» **EXERCISE**
Each entry below has to be written out again exactly.

--- DATA FOR THIS EXERCISE Enclosed Below ---

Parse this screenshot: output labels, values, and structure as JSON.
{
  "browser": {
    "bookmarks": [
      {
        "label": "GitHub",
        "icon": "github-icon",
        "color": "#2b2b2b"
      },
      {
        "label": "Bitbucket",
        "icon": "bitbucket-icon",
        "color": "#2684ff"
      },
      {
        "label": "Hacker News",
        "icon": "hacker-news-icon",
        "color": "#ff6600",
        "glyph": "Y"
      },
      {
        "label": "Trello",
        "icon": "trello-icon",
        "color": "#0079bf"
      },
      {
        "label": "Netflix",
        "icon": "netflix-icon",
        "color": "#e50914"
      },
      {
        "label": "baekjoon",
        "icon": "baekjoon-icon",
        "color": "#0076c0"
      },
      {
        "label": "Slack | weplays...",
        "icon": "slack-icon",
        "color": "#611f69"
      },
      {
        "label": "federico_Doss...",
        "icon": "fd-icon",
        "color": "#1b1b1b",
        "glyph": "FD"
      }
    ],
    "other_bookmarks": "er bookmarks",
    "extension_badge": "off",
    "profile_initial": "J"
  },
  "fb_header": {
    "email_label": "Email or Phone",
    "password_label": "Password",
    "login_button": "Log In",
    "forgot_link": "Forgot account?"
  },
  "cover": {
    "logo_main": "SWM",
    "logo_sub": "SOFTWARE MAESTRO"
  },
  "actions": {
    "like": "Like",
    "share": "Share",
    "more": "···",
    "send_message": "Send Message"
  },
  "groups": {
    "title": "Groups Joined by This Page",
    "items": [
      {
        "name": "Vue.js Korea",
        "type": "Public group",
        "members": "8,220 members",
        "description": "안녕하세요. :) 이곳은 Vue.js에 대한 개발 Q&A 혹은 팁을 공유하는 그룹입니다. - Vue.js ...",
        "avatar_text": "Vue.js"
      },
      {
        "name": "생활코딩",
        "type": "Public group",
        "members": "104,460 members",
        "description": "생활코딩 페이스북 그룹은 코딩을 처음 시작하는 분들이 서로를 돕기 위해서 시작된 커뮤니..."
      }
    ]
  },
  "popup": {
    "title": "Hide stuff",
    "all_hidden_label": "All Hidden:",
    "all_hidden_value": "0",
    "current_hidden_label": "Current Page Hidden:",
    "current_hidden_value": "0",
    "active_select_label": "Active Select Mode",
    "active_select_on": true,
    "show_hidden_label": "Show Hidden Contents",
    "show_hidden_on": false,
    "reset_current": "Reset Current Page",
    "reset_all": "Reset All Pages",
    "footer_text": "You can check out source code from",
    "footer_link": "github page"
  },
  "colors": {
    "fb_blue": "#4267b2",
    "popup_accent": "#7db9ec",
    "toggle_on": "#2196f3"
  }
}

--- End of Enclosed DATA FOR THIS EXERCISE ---

» **PROBLEM SOLUTION**
Parse this screenshot: output labels, values, and structure as JSON.
{
  "browser": {
    "bookmarks": [
      {
        "label": "GitHub",
        "icon": "github-icon",
        "color": "#2b2b2b"
      },
      {
        "label": "Bitbucket",
        "icon": "bitbucket-icon",
        "color": "#2684ff"
      },
      {
        "label": "Hacker News",
        "icon": "hacker-news-icon",
        "color": "#ff6600",
        "glyph": "Y"
      },
      {
        "label": "Trello",
        "icon": "trello-icon",
        "color": "#0079bf"
      },
      {
        "label": "Netflix",
        "icon": "netflix-icon",
        "color": "#e50914"
      },
      {
        "label": "baekjoon",
        "icon": "baekjoon-icon",
        "color": "#0076c0"
      },
      {
        "label": "Slack | weplays...",
        "icon": "slack-icon",
        "color": "#611f69"
      },
      {
        "label": "federico_Doss...",
        "icon": "fd-icon",
        "color": "#1b1b1b",
        "glyph": "FD"
      }
    ],
    "other_bookmarks": "er bookmarks",
    "extension_badge": "off",
    "profile_initial": "J"
  },
  "fb_header": {
    "email_label": "Email or Phone",
    "password_label": "Password",
    "login_button": "Log In",
    "forgot_link": "Forgot account?"
  },
  "cover": {
    "logo_main": "SWM",
    "logo_sub": "SOFTWARE MAESTRO"
  },
  "actions": {
    "like": "Like",
    "share": "Share",
    "more": "···",
    "send_message": "Send Message"
  },
  "groups": {
    "title": "Groups Joined by This Page",
    "items": [
      {
        "name": "Vue.js Korea",
        "type": "Public group",
        "members": "8,220 members",
        "description": "안녕하세요. :) 이곳은 Vue.js에 대한 개발 Q&A 혹은 팁을 공유하는 그룹입니다. - Vue.js ...",
        "avatar_text": "Vue.js"
      },
      {
        "name": "생활코딩",
        "type": "Public group",
        "members": "104,460 members",
        "description": "생활코딩 페이스북 그룹은 코딩을 처음 시작하는 분들이 서로를 돕기 위해서 시작된 커뮤니..."
      }
    ]
  },
  "popup": {
    "title": "Hide stuff",
    "all_hidden_label": "All Hidden:",
    "all_hidden_value": "0",
    "current_hidden_label": "Current Page Hidden:",
    "current_hidden_value": "0",
    "active_select_label": "Active Select Mode",
    "active_select_on": true,
    "show_hidden_label": "Show Hidden Contents",
    "show_hidden_on": false,
    "reset_current": "Reset Current Page",
    "reset_all": "Reset All Pages",
    "footer_text": "You can check out source code from",
    "footer_link": "github page"
  },
  "colors": {
    "fb_blue": "#4267b2",
    "popup_accent": "#7db9ec",
    "toggle_on": "#2196f3"
  }
}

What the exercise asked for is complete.